(x-(5+8i))(x+(5+8i))

- anonymous

(x-(5+8i))(x+(5+8i))

- Stacey Warren - Expert brainly.com

Hey! We 've verified this expert answer for you, click below to unlock the details :)

- chestercat

I got my questions answered at brainly.com in under 10 minutes. Go to brainly.com now for free help!

- rishavraj

(a - b)(a + b) = a^2 - b^2

- anonymous

that doesnt help me though because i already knew that but this equation is far more difficult and i's are involved @rishavraj

- anonymous

i need steps

Looking for something else?

Not the answer you are looking for? Search for more explanations.

## More answers

- rishavraj

see i^2 = -1

- phi

use FOIL on (5+8i)(5+8i)

- anonymous

80i-39?

- anonymous

then what

- phi

yes, but we usually put the "real" component first (tradition)
-39+80i

- phi

that is the b^2 in a^2 - b^2
a^2 is x^2
so the answer is
x^2 -( -39+80i) or
x^2 +39 -80 i

- anonymous

okay thank you so much

- rhr12

http://www.tiger-algebra.com/drill/(x-(5_8i)(x_(5_8i)/

- anonymous

i also have to multiply it by (x-4) and (x+14) or (x^2+10x-56) how would i do that? @phi

- anonymous

because when i do it i get terms with both an i and an x and i dont know how to simplify that

- phi

painfully.
you want to do
(x^2 + (39 -80 i)) (x^2+10x-56) ?

- anonymous

yeah haha i tried and it just gets too confusing after awhile

- phi

if we write it this way ,so we have "real" and imaginary terms:
\[( (x^2+39) - 80i) (x^2+10x-56) \]
and distribute the (x^2+10x-56) we get
\[ (x^2+39) (x^2+10x-56) + -80(x^2+10x-56) i \]
the first part gives a 4th order polynomial
the second part (with the "i") will be the imaginary part. (we leave the "i" on the outside)

- phi

no matter how you write it, it will be an ugly expression.

- anonymous

oh i didnt know you could do that. so should i distribute it all out?

- anonymous

i dont even know how to distribute the imaginary part

- anonymous

for the first part i got \[x ^{4}+10x ^{3}-17x ^{2}+390x-2184\]

- phi

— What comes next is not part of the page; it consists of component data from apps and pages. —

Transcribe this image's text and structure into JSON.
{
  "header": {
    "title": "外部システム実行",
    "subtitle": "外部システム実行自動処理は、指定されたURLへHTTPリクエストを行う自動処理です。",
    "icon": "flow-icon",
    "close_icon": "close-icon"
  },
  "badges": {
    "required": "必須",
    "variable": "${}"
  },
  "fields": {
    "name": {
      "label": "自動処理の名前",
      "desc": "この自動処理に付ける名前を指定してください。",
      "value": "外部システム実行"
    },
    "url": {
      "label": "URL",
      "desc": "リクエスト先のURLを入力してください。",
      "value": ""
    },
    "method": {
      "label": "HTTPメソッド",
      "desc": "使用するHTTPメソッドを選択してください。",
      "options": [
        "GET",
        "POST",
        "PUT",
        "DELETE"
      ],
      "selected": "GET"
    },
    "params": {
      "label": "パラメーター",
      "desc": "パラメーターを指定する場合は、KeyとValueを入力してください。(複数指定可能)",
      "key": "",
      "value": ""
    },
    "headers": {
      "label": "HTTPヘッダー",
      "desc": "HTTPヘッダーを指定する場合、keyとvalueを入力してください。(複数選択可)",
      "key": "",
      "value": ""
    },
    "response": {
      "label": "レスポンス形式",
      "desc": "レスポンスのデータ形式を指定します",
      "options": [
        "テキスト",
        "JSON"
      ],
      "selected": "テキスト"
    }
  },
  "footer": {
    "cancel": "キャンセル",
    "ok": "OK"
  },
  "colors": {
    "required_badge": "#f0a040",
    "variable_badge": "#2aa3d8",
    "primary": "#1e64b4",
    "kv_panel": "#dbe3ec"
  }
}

for the imaginary part, you could distribute the -80 to get
(-80x^2-800x+4480) i
but multiplying it out really depends on what you plan to do next.
Personally I would leave things factored... unless there is a reason to multiply things out.

- anonymous

i would leave it factored also but the question was this:
Write a polynomial function of minimum degree with real coefficients whose zeros include those listed. Write the polynomial in standard form.
4, -14, and 5 + 8i

- phi

oh. In that case we want *** real coefficients ****
and that means its roots come in complex conjugates
in other words (oh my!) we should start
5+8i and 5-8i (notice the -8i)

- phi

thus we would do
(x - (5+8i))(x - (5 -8i))

- anonymous

wow i just realized that okay thank you

- phi

or, collecting the real part
\[ ( (x-5) -8i) ( (x-5) + 8i) \]
the answer is a^2 - b^2 where a is (x-5) and b is 8i

- anonymous

so should i foil x-5 first?

- phi

yes, FOIL (x-5)(x-5)
you get \[
(x-5)^2 - (64 i^2) \\ x^2 -10x +25 + 64 \]
notice the very convenient fact, the imaginary part disappears

- anonymous

yes thank god then what about the other roots 4 and -14? do i just multiply (x-4) and (x+14) into that?

- phi

yes

- anonymous

okay thank youuuuuu ill tell you what i get

- phi

\[ ( x^2 -10x +89)(x-4)(x+14) \]

- anonymous

okay i got \[x ^{4}-67x ^{2}+1450x-4984\] sorry it took so long @phi

- phi

\[x^4-67 x^2+1450 x-4984\] looks good

Looking for something else?

Not the answer you are looking for? Search for more explanations.